**AVAILABLE DATA**
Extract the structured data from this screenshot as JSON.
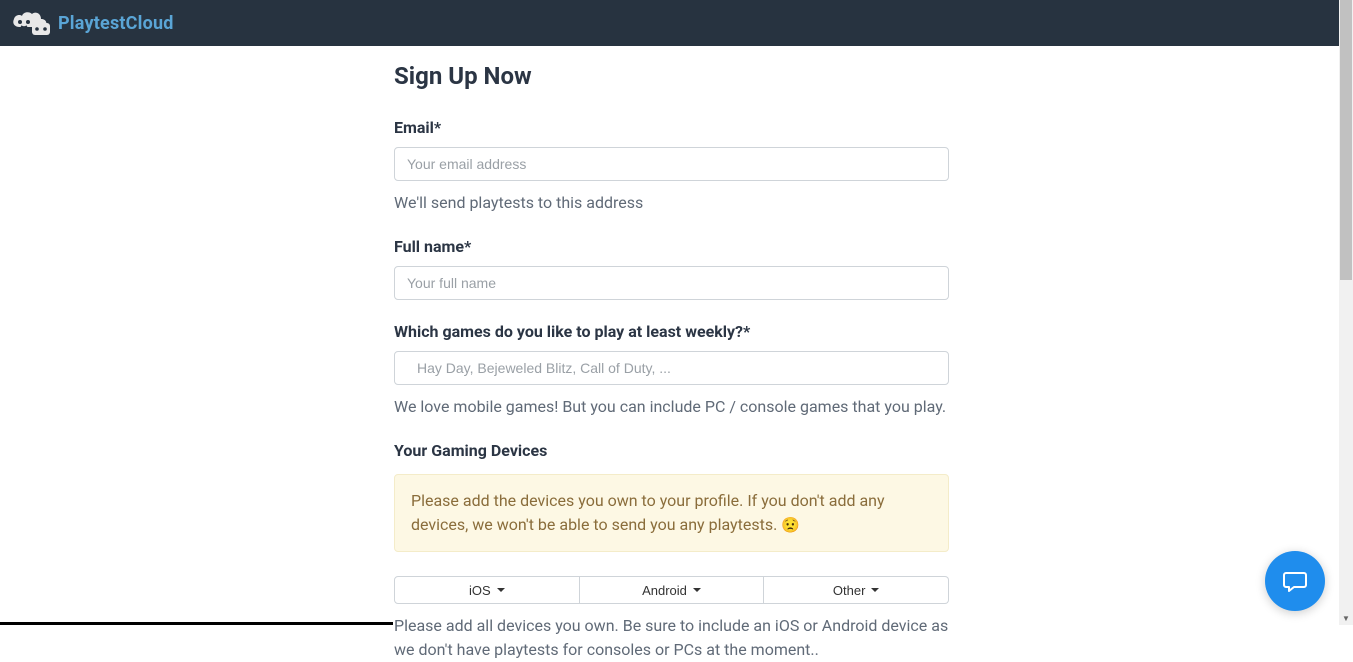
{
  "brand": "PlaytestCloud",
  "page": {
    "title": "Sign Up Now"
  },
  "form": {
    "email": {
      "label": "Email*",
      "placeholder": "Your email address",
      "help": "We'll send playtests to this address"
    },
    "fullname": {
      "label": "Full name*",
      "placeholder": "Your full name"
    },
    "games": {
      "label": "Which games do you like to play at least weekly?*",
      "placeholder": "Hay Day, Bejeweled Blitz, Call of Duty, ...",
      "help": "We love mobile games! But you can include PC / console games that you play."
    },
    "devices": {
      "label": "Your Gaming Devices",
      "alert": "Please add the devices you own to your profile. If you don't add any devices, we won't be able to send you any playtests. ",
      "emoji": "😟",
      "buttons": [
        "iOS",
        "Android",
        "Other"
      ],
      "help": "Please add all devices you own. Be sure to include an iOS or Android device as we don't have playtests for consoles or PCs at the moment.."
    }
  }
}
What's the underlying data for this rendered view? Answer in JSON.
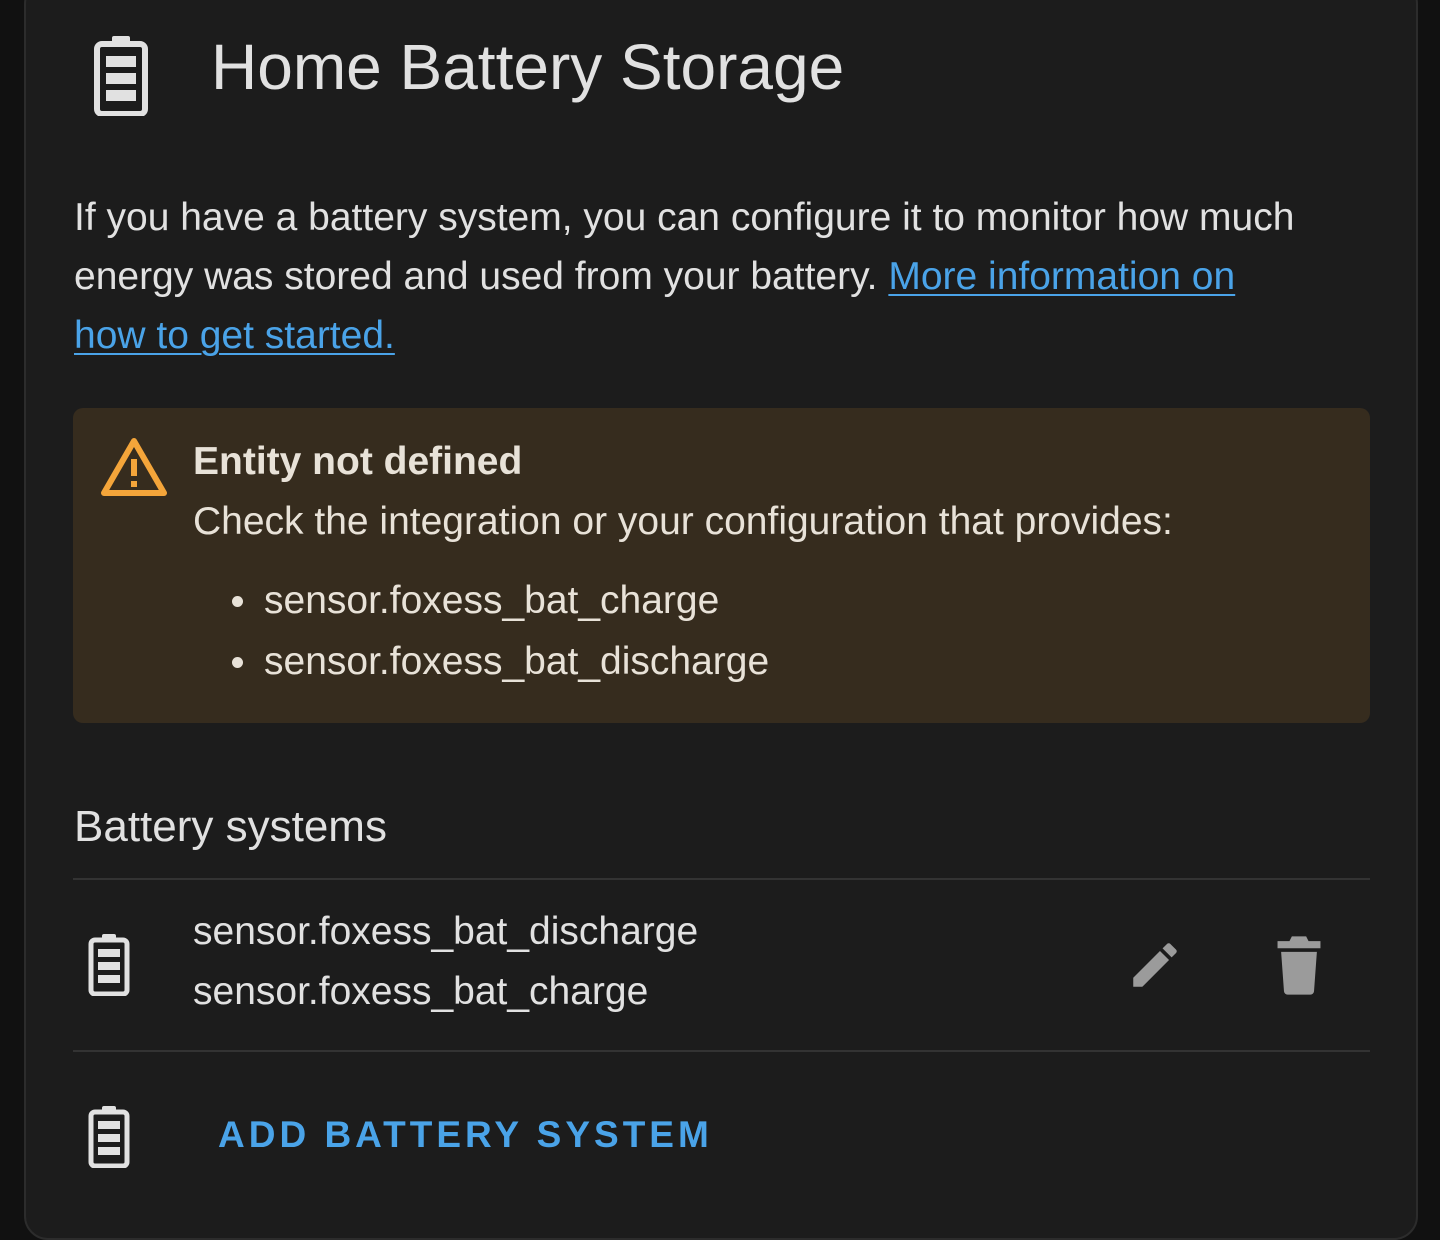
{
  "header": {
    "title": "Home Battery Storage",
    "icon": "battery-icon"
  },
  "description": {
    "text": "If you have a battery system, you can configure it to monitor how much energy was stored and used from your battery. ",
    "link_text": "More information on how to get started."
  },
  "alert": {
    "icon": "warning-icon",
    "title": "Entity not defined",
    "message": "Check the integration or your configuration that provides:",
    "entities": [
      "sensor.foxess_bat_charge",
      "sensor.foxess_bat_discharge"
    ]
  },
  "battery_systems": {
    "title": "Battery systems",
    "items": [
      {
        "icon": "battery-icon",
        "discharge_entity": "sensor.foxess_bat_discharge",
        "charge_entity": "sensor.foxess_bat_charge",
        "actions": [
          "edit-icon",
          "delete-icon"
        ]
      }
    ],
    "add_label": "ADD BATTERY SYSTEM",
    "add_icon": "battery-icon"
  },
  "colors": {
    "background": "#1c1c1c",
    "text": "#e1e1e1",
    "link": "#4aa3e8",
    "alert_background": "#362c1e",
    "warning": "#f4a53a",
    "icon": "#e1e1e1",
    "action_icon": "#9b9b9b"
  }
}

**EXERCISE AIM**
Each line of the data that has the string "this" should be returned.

**RESPONSE TO THE EXERCISE**
Extract the structured data from this screenshot as JSON.
      "help": "We'll send playtests to this address"
What's the underlying data for this rendered view? Answer in JSON.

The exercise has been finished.